Learn about how citizen science enables Bluebird conservation. We got the chance to sit down with Suzanne Hartley, a graduate student at North Carolina State University. Suzanne researches how to help Bluebirds in their surprisingly violent turf war with House Sparrows. Furthermore, she investigates how we can use this war to learn about environmental toxins like pesticides or other chemicals. Bluebirds are a beautiful, native species in North America. However, they are constantly harassed by House Sparrows, an invasive species from Europe. Citizen science is especially helpful in this research. Listen in to learn about Bluebird defenders, called Bluebirders, and what they are doing change the balance. Also read below to learn more about the study or even get involved with citizen science projects.

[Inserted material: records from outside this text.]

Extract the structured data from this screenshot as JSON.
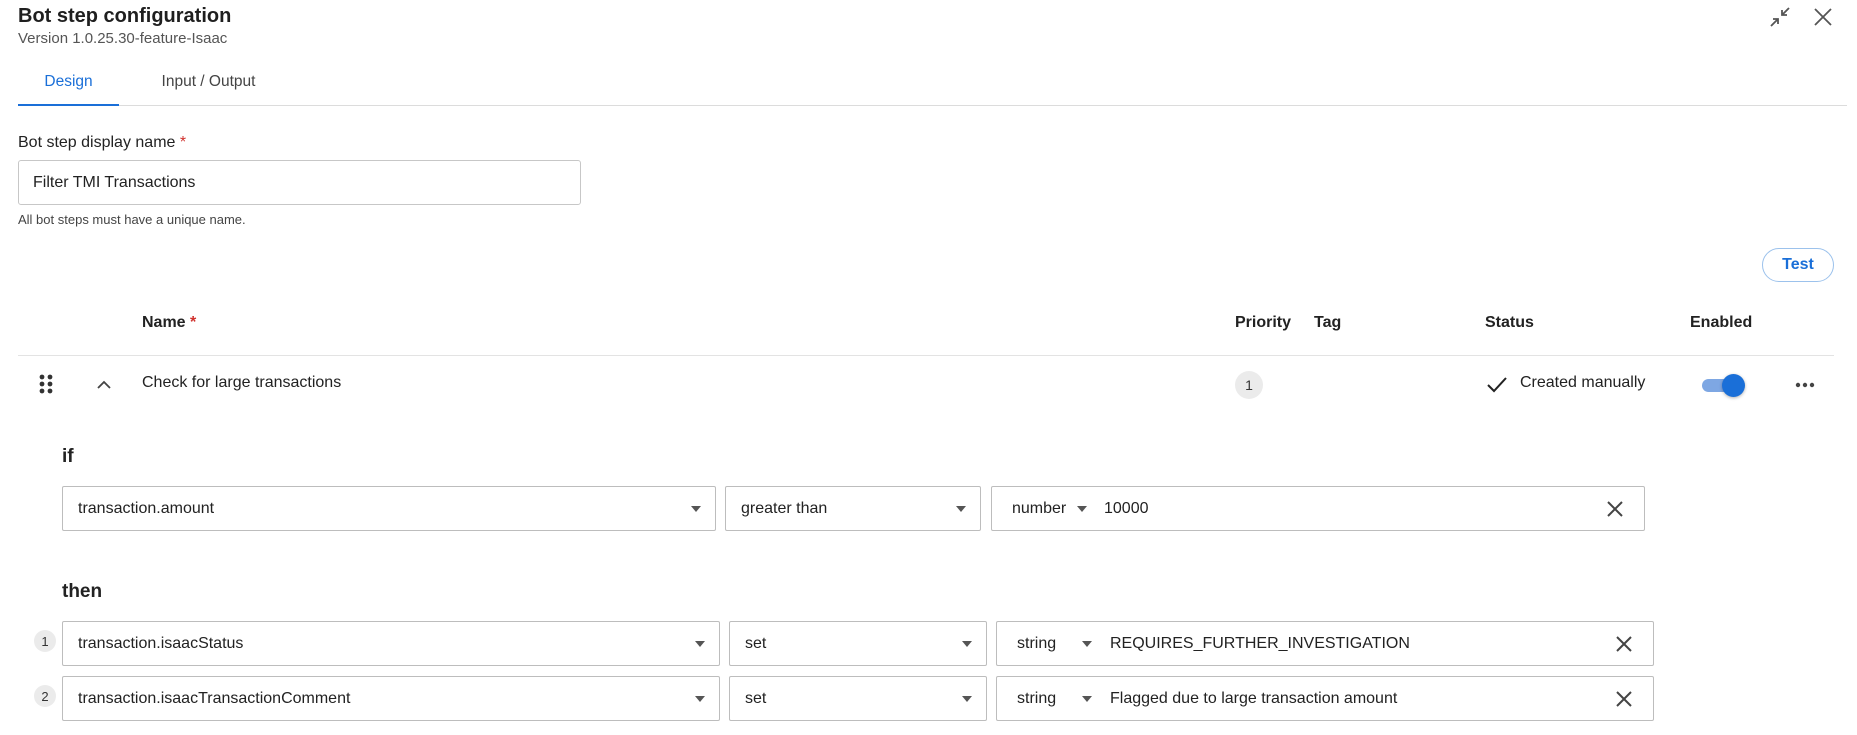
{
  "header": {
    "title": "Bot step configuration",
    "version": "Version 1.0.25.30-feature-Isaac"
  },
  "tabs": [
    {
      "label": "Design",
      "active": true
    },
    {
      "label": "Input / Output",
      "active": false
    }
  ],
  "form": {
    "display_name_label": "Bot step display name",
    "required_mark": "*",
    "display_name_value": "Filter TMI Transactions",
    "hint": "All bot steps must have a unique name."
  },
  "actions": {
    "test_label": "Test"
  },
  "table": {
    "columns": {
      "name": "Name",
      "name_required": "*",
      "priority": "Priority",
      "tag": "Tag",
      "status": "Status",
      "enabled": "Enabled"
    },
    "rule": {
      "name": "Check for large transactions",
      "priority": "1",
      "tag": "",
      "status": "Created manually",
      "enabled": true
    }
  },
  "condition": {
    "if_label": "if",
    "field": "transaction.amount",
    "operator": "greater than",
    "value_type": "number",
    "value": "10000"
  },
  "then": {
    "label": "then",
    "actions": [
      {
        "index": "1",
        "field": "transaction.isaacStatus",
        "operation": "set",
        "value_type": "string",
        "value": "REQUIRES_FURTHER_INVESTIGATION"
      },
      {
        "index": "2",
        "field": "transaction.isaacTransactionComment",
        "operation": "set",
        "value_type": "string",
        "value": "Flagged due to large transaction amount"
      }
    ]
  },
  "colors": {
    "accent": "#1a6fd8",
    "required": "#d0312d"
  }
}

Suzanne is a masters student in Fisheries Wildlife and Conservation Biology at NC State. In addition, she currently manages Sparrow Swap, a citizen science project that tests different house sparrow management strategies and investigates the use of house sparrow eggs for mapping environmental contaminants. You can see the project in action behind the glass of the Biodiversity lab at NC Museum of Natural Sciences.
Suzanne’s Citizen Science Research Project Sparrow Swap
Learn general bird information from the Cornell Lab of Ornithology.
Also visit SciStarter to find even more citizen science projects like Sparrow Swap.
For even more information, the NestWatch monitoring program has a database of bluebirds as well as other nesting bird species.
Visit Sialis website for another background on bluebirds.
This episode was recorded at ComSciCon Triangle, the convention for science communicators in Research Triangle Park in North Carolina. Special thanks to RTI international for hosting us! Follow ComSciCon on Twitter and check out this recently-published journal article on science communication training penned by two (former and current) committee members.
Also listen to our other interviews from ComSciCon: